_Input:_
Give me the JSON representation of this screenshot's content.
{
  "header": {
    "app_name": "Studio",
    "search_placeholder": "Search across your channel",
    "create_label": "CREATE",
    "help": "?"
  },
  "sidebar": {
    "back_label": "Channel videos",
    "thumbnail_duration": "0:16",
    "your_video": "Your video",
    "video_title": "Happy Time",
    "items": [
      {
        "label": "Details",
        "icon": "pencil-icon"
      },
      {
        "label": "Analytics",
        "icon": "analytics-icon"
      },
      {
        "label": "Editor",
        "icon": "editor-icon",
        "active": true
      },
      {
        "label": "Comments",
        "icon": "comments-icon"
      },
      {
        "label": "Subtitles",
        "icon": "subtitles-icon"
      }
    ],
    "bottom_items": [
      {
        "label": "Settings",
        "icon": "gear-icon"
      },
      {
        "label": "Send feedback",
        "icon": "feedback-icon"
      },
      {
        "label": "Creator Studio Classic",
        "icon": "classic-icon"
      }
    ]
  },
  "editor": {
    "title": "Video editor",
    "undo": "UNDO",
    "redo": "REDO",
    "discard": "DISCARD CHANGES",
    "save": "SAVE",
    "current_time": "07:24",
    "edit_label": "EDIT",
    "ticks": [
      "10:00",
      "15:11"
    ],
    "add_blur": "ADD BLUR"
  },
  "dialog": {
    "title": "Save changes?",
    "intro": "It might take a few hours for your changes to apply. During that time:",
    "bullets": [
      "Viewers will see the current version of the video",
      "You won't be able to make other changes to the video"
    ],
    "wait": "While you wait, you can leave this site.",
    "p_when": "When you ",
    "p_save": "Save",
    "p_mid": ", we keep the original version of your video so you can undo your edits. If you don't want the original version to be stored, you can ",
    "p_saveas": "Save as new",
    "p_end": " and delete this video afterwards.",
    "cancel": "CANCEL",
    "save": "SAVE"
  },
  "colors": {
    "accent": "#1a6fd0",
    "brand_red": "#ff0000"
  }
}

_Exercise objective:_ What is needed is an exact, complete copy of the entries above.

_Expected answer:_
Give me the JSON representation of this screenshot's content.
{
  "header": {
    "app_name": "Studio",
    "search_placeholder": "Search across your channel",
    "create_label": "CREATE",
    "help": "?"
  },
  "sidebar": {
    "back_label": "Channel videos",
    "thumbnail_duration": "0:16",
    "your_video": "Your video",
    "video_title": "Happy Time",
    "items": [
      {
        "label": "Details",
        "icon": "pencil-icon"
      },
      {
        "label": "Analytics",
        "icon": "analytics-icon"
      },
      {
        "label": "Editor",
        "icon": "editor-icon",
        "active": true
      },
      {
        "label": "Comments",
        "icon": "comments-icon"
      },
      {
        "label": "Subtitles",
        "icon": "subtitles-icon"
      }
    ],
    "bottom_items": [
      {
        "label": "Settings",
        "icon": "gear-icon"
      },
      {
        "label": "Send feedback",
        "icon": "feedback-icon"
      },
      {
        "label": "Creator Studio Classic",
        "icon": "classic-icon"
      }
    ]
  },
  "editor": {
    "title": "Video editor",
    "undo": "UNDO",
    "redo": "REDO",
    "discard": "DISCARD CHANGES",
    "save": "SAVE",
    "current_time": "07:24",
    "edit_label": "EDIT",
    "ticks": [
      "10:00",
      "15:11"
    ],
    "add_blur": "ADD BLUR"
  },
  "dialog": {
    "title": "Save changes?",
    "intro": "It might take a few hours for your changes to apply. During that time:",
    "bullets": [
      "Viewers will see the current version of the video",
      "You won't be able to make other changes to the video"
    ],
    "wait": "While you wait, you can leave this site.",
    "p_when": "When you ",
    "p_save": "Save",
    "p_mid": ", we keep the original version of your video so you can undo your edits. If you don't want the original version to be stored, you can ",
    "p_saveas": "Save as new",
    "p_end": " and delete this video afterwards.",
    "cancel": "CANCEL",
    "save": "SAVE"
  },
  "colors": {
    "accent": "#1a6fd0",
    "brand_red": "#ff0000"
  }
}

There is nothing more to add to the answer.